The conversation over how to improve the talent in the North American region and the LCS is still ongoing. Owners, players, casters and content creators have all put in their two cents on how to make the region a world championship threat. While the discourse is currently about imports and talent development, some have pointed out that LCS scrim culture and etiquette may be a factor as well.
Practicing against other professional teams is a core tenant to improving player performance and learning how to execute different team compositions. But from what certain personalities have said recently, LCS teams prioritize practicing against standard compositions and are reluctant to try new things in a scrimmage setting. Teams will also regularly go out of their way to not give full effort against opponents that chose champions that may not be picked in official games.
In a recent interview with Travis Gafford, Barney “Alphari” Morris said that in LCS scrim culture teams regularly waste time by scouting the draft phase. Teams will play out the entire draft to see what an opponent chooses and then leave after the last pick.
This is a completely North American phenomenon according to Alphari.
“They just dodge and then they group again and when they have a draft that they like, then they play,” Alphari said.
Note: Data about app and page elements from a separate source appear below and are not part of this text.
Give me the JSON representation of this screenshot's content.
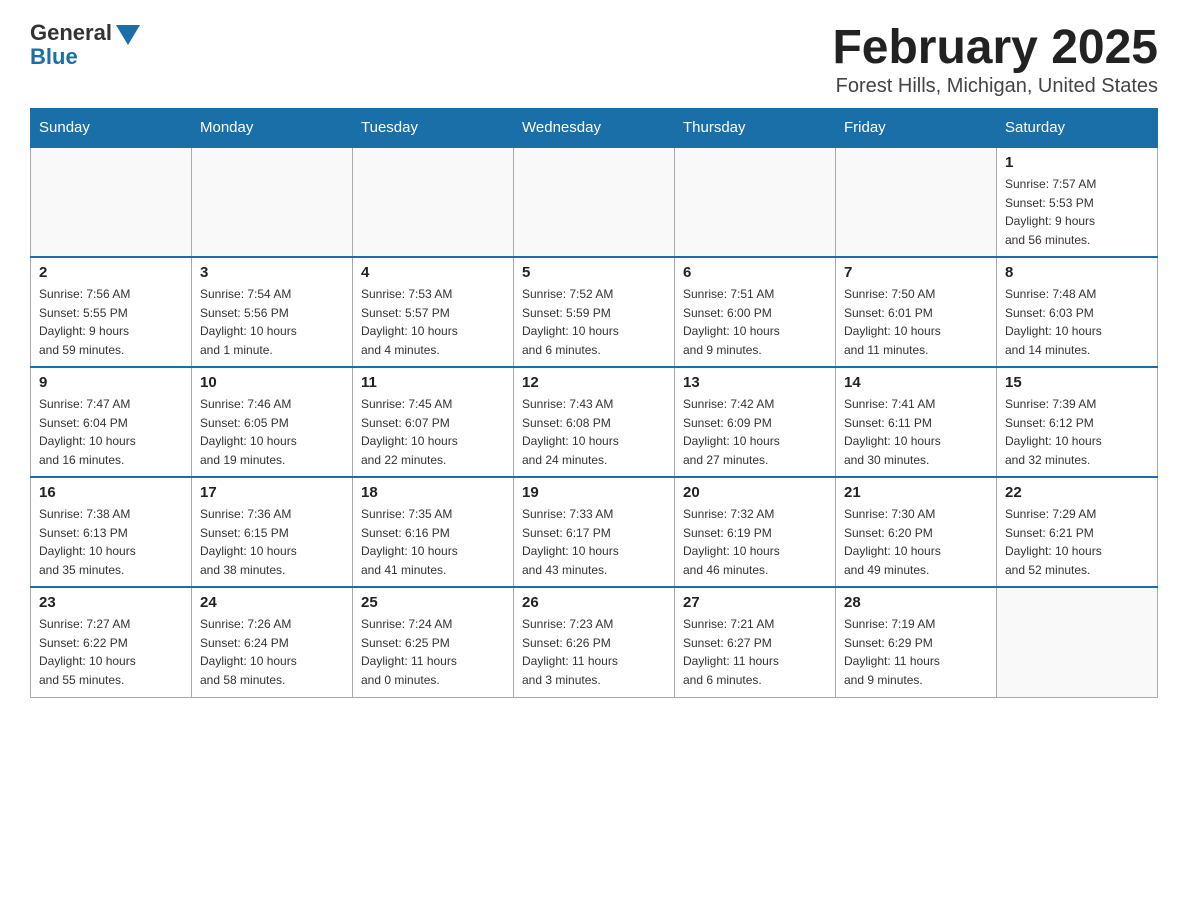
{
  "header": {
    "logo_general": "General",
    "logo_blue": "Blue",
    "title": "February 2025",
    "subtitle": "Forest Hills, Michigan, United States"
  },
  "days_of_week": [
    "Sunday",
    "Monday",
    "Tuesday",
    "Wednesday",
    "Thursday",
    "Friday",
    "Saturday"
  ],
  "weeks": [
    [
      {
        "day": "",
        "info": ""
      },
      {
        "day": "",
        "info": ""
      },
      {
        "day": "",
        "info": ""
      },
      {
        "day": "",
        "info": ""
      },
      {
        "day": "",
        "info": ""
      },
      {
        "day": "",
        "info": ""
      },
      {
        "day": "1",
        "info": "Sunrise: 7:57 AM\nSunset: 5:53 PM\nDaylight: 9 hours\nand 56 minutes."
      }
    ],
    [
      {
        "day": "2",
        "info": "Sunrise: 7:56 AM\nSunset: 5:55 PM\nDaylight: 9 hours\nand 59 minutes."
      },
      {
        "day": "3",
        "info": "Sunrise: 7:54 AM\nSunset: 5:56 PM\nDaylight: 10 hours\nand 1 minute."
      },
      {
        "day": "4",
        "info": "Sunrise: 7:53 AM\nSunset: 5:57 PM\nDaylight: 10 hours\nand 4 minutes."
      },
      {
        "day": "5",
        "info": "Sunrise: 7:52 AM\nSunset: 5:59 PM\nDaylight: 10 hours\nand 6 minutes."
      },
      {
        "day": "6",
        "info": "Sunrise: 7:51 AM\nSunset: 6:00 PM\nDaylight: 10 hours\nand 9 minutes."
      },
      {
        "day": "7",
        "info": "Sunrise: 7:50 AM\nSunset: 6:01 PM\nDaylight: 10 hours\nand 11 minutes."
      },
      {
        "day": "8",
        "info": "Sunrise: 7:48 AM\nSunset: 6:03 PM\nDaylight: 10 hours\nand 14 minutes."
      }
    ],
    [
      {
        "day": "9",
        "info": "Sunrise: 7:47 AM\nSunset: 6:04 PM\nDaylight: 10 hours\nand 16 minutes."
      },
      {
        "day": "10",
        "info": "Sunrise: 7:46 AM\nSunset: 6:05 PM\nDaylight: 10 hours\nand 19 minutes."
      },
      {
        "day": "11",
        "info": "Sunrise: 7:45 AM\nSunset: 6:07 PM\nDaylight: 10 hours\nand 22 minutes."
      },
      {
        "day": "12",
        "info": "Sunrise: 7:43 AM\nSunset: 6:08 PM\nDaylight: 10 hours\nand 24 minutes."
      },
      {
        "day": "13",
        "info": "Sunrise: 7:42 AM\nSunset: 6:09 PM\nDaylight: 10 hours\nand 27 minutes."
      },
      {
        "day": "14",
        "info": "Sunrise: 7:41 AM\nSunset: 6:11 PM\nDaylight: 10 hours\nand 30 minutes."
      },
      {
        "day": "15",
        "info": "Sunrise: 7:39 AM\nSunset: 6:12 PM\nDaylight: 10 hours\nand 32 minutes."
      }
    ],
    [
      {
        "day": "16",
        "info": "Sunrise: 7:38 AM\nSunset: 6:13 PM\nDaylight: 10 hours\nand 35 minutes."
      },
      {
        "day": "17",
        "info": "Sunrise: 7:36 AM\nSunset: 6:15 PM\nDaylight: 10 hours\nand 38 minutes."
      },
      {
        "day": "18",
        "info": "Sunrise: 7:35 AM\nSunset: 6:16 PM\nDaylight: 10 hours\nand 41 minutes."
      },
      {
        "day": "19",
        "info": "Sunrise: 7:33 AM\nSunset: 6:17 PM\nDaylight: 10 hours\nand 43 minutes."
      },
      {
        "day": "20",
        "info": "Sunrise: 7:32 AM\nSunset: 6:19 PM\nDaylight: 10 hours\nand 46 minutes."
      },
      {
        "day": "21",
        "info": "Sunrise: 7:30 AM\nSunset: 6:20 PM\nDaylight: 10 hours\nand 49 minutes."
      },
      {
        "day": "22",
        "info": "Sunrise: 7:29 AM\nSunset: 6:21 PM\nDaylight: 10 hours\nand 52 minutes."
      }
    ],
    [
      {
        "day": "23",
        "info": "Sunrise: 7:27 AM\nSunset: 6:22 PM\nDaylight: 10 hours\nand 55 minutes."
      },
      {
        "day": "24",
        "info": "Sunrise: 7:26 AM\nSunset: 6:24 PM\nDaylight: 10 hours\nand 58 minutes."
      },
      {
        "day": "25",
        "info": "Sunrise: 7:24 AM\nSunset: 6:25 PM\nDaylight: 11 hours\nand 0 minutes."
      },
      {
        "day": "26",
        "info": "Sunrise: 7:23 AM\nSunset: 6:26 PM\nDaylight: 11 hours\nand 3 minutes."
      },
      {
        "day": "27",
        "info": "Sunrise: 7:21 AM\nSunset: 6:27 PM\nDaylight: 11 hours\nand 6 minutes."
      },
      {
        "day": "28",
        "info": "Sunrise: 7:19 AM\nSunset: 6:29 PM\nDaylight: 11 hours\nand 9 minutes."
      },
      {
        "day": "",
        "info": ""
      }
    ]
  ]
}
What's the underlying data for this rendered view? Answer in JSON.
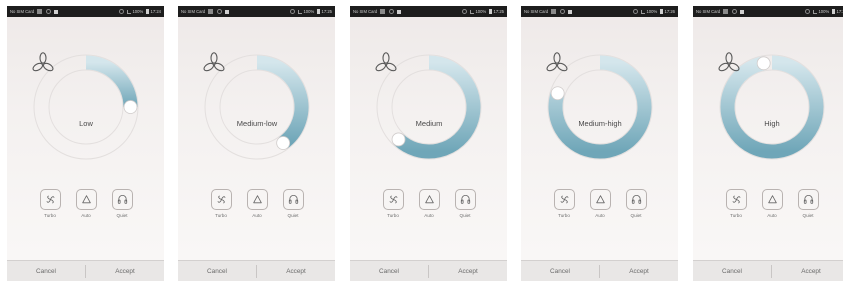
{
  "statusbar": {
    "carrier": "No SIM Card",
    "battery": "100%"
  },
  "screens": [
    {
      "time": "17:24",
      "speed": "Low",
      "level": 0.25
    },
    {
      "time": "17:25",
      "speed": "Medium-low",
      "level": 0.4
    },
    {
      "time": "17:25",
      "speed": "Medium",
      "level": 0.62
    },
    {
      "time": "17:26",
      "speed": "Medium-high",
      "level": 0.8
    },
    {
      "time": "17:26",
      "speed": "High",
      "level": 0.97
    }
  ],
  "modes": {
    "turbo": "Turbo",
    "auto": "Auto",
    "quiet": "Quiet"
  },
  "footer": {
    "cancel": "Cancel",
    "accept": "Accept"
  },
  "colors": {
    "accent": "#6fa6b8",
    "track": "#e3dfde",
    "status_bar": "#1d1d1d"
  },
  "icons": {
    "center": "fan-icon",
    "turbo": "turbo-fan-icon",
    "auto": "auto-triangle-icon",
    "quiet": "headphones-icon"
  }
}
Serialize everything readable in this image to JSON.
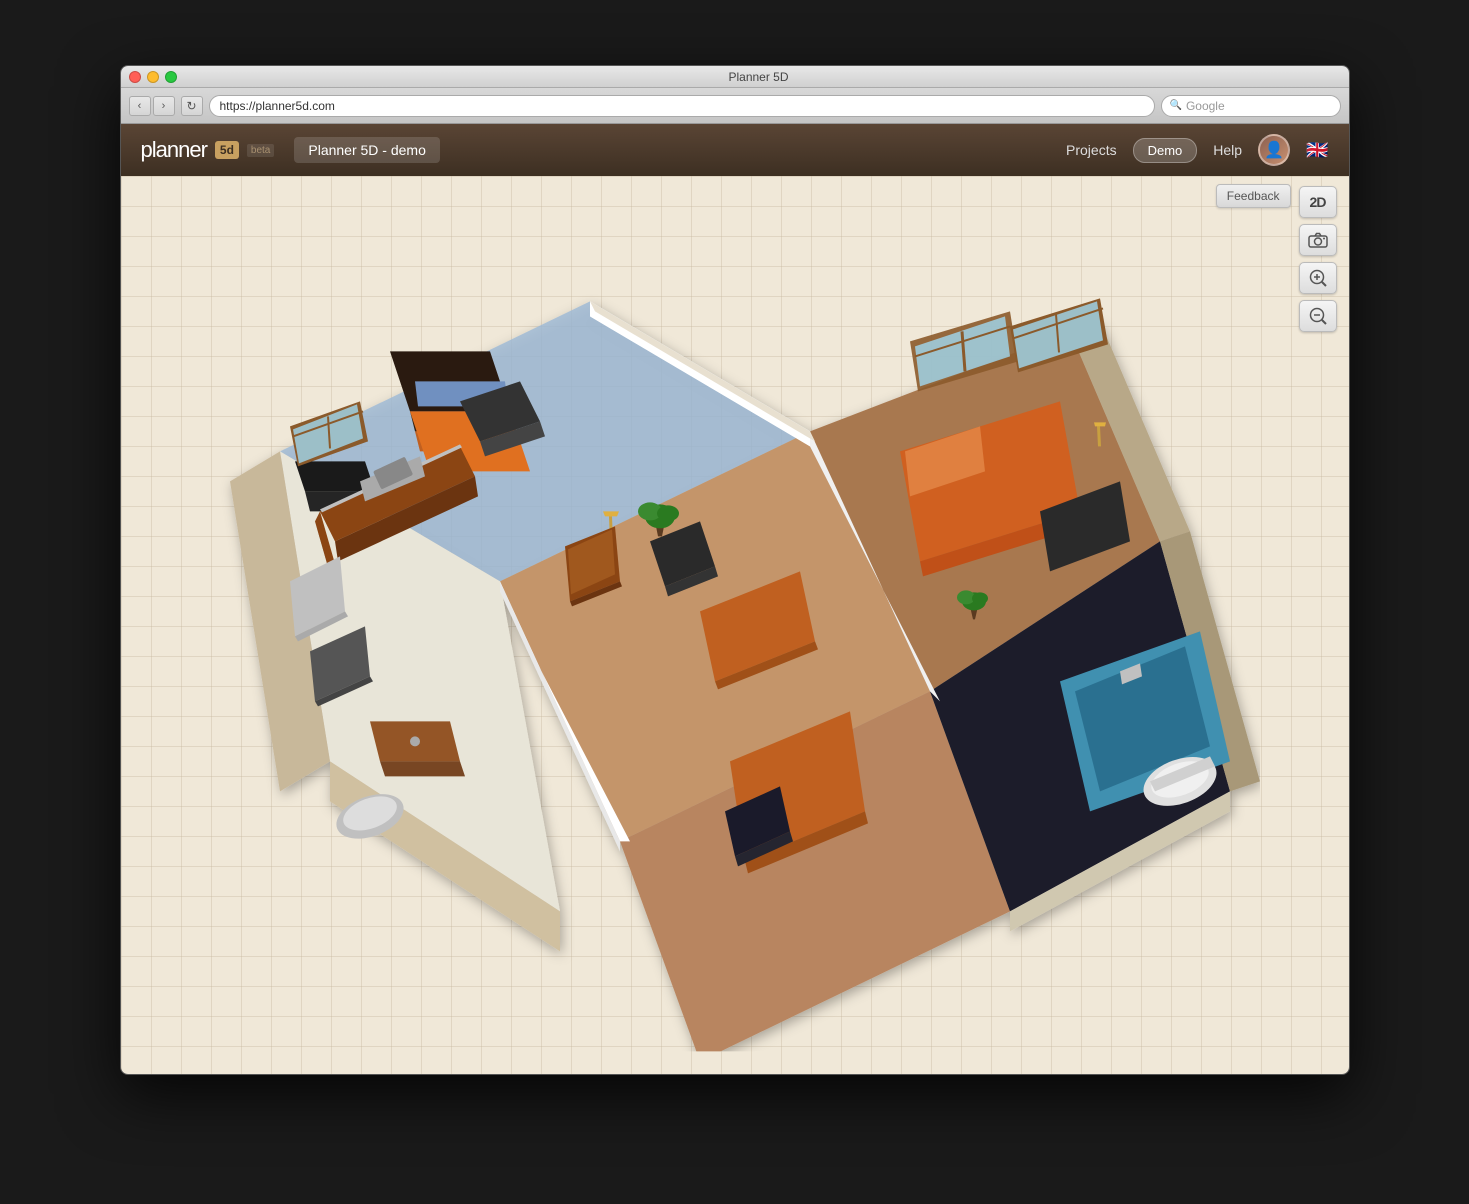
{
  "window": {
    "title": "Planner 5D",
    "url": "https://planner5d.com",
    "search_placeholder": "Google"
  },
  "header": {
    "logo_text": "planner",
    "logo_badge": "5d",
    "beta_label": "beta",
    "project_name": "Planner 5D - demo",
    "nav": {
      "projects": "Projects",
      "demo": "Demo",
      "help": "Help"
    }
  },
  "toolbar": {
    "view_2d": "2D",
    "camera_icon": "📷",
    "zoom_in_icon": "🔍+",
    "zoom_out_icon": "🔍-",
    "feedback_label": "Feedback"
  },
  "traffic_lights": {
    "close": "close",
    "minimize": "minimize",
    "maximize": "maximize"
  },
  "nav_buttons": {
    "back": "‹",
    "forward": "›",
    "reload": "↻"
  }
}
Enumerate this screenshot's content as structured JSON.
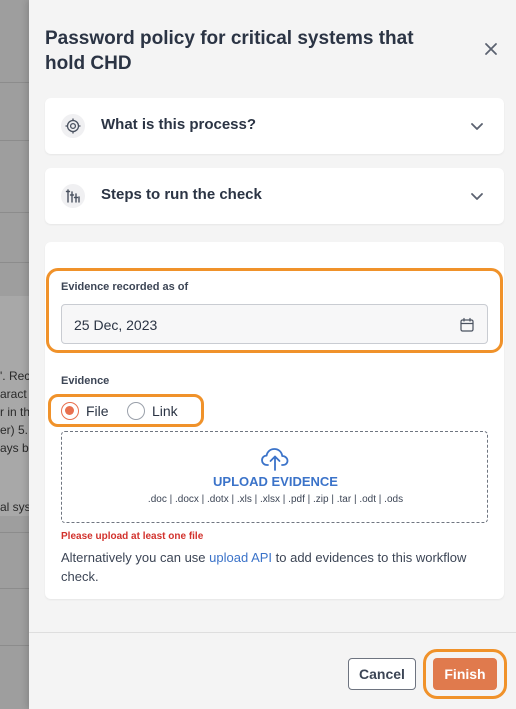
{
  "background": {
    "fragments": [
      "'. Rec",
      "aract",
      "r in th",
      "er) 5.",
      "ays b",
      "al sys"
    ]
  },
  "drawer": {
    "title": "Password policy for critical systems that hold CHD",
    "accordions": [
      {
        "title": "What is this process?",
        "icon": "process-icon"
      },
      {
        "title": "Steps to run the check",
        "icon": "steps-icon"
      }
    ],
    "evidence_form": {
      "date_label": "Evidence recorded as of",
      "date_value": "25 Dec, 2023",
      "evidence_label": "Evidence",
      "radio_options": [
        {
          "label": "File",
          "checked": true
        },
        {
          "label": "Link",
          "checked": false
        }
      ],
      "upload_title": "UPLOAD EVIDENCE",
      "upload_types": ".doc | .docx | .dotx | .xls | .xlsx | .pdf | .zip | .tar | .odt | .ods",
      "error": "Please upload at least one file",
      "alt_prefix": "Alternatively you can use ",
      "alt_link": "upload API",
      "alt_suffix": " to add evidences to this workflow check."
    },
    "footer": {
      "cancel_label": "Cancel",
      "finish_label": "Finish"
    }
  },
  "colors": {
    "accent": "#e07a4d",
    "highlight": "#f0922a",
    "link": "#3b73c9",
    "error": "#d2322d"
  }
}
He also went on to point out how teams mostly draft simple compositions or “ball comps” that require constant team fights. This is in contrast to LEC teams that will draft more complex compositions and practice them in scrims.
When asked if these practices hold the region back at international events, Alphari said that he thinks it does make a difference.
General LCS scrim culture
In a recent episode of The Dive–a podcast hosted by casters and analysts from the LCS–the talent lamented the practice culture around new champion choices.
Isaac “Azael” Cummings-Bentley specifically called out how coaches and players are apprehensive about trying new champion picks, opting to stick with the meta.
“People just don’t try different champions and it frustrates me to no end,” he said in the episode.
Azeal also highlighted a similar sentiment to Alphari about practice as well. He said that teams do not see practice against a team trying out a new pick as worth the effort and will try to end the game as quickly as possible.
“This is just a systemic thing, even opponents don’t want to play against weird picks. There are so many examples where I’m talking to teams and coaches and players and they say ‘oh yeah we actually try to play Anivia mid or something that people don’t play and the other team will literally sprint it down to end the scrim’,” Azeal said.
These issues seem to be a consistent issue in the LCS and have not cropped up in other regions with better international results. While the current conversation for improving the region is around external issues, this new information may point towards more internal issues that could be addressed.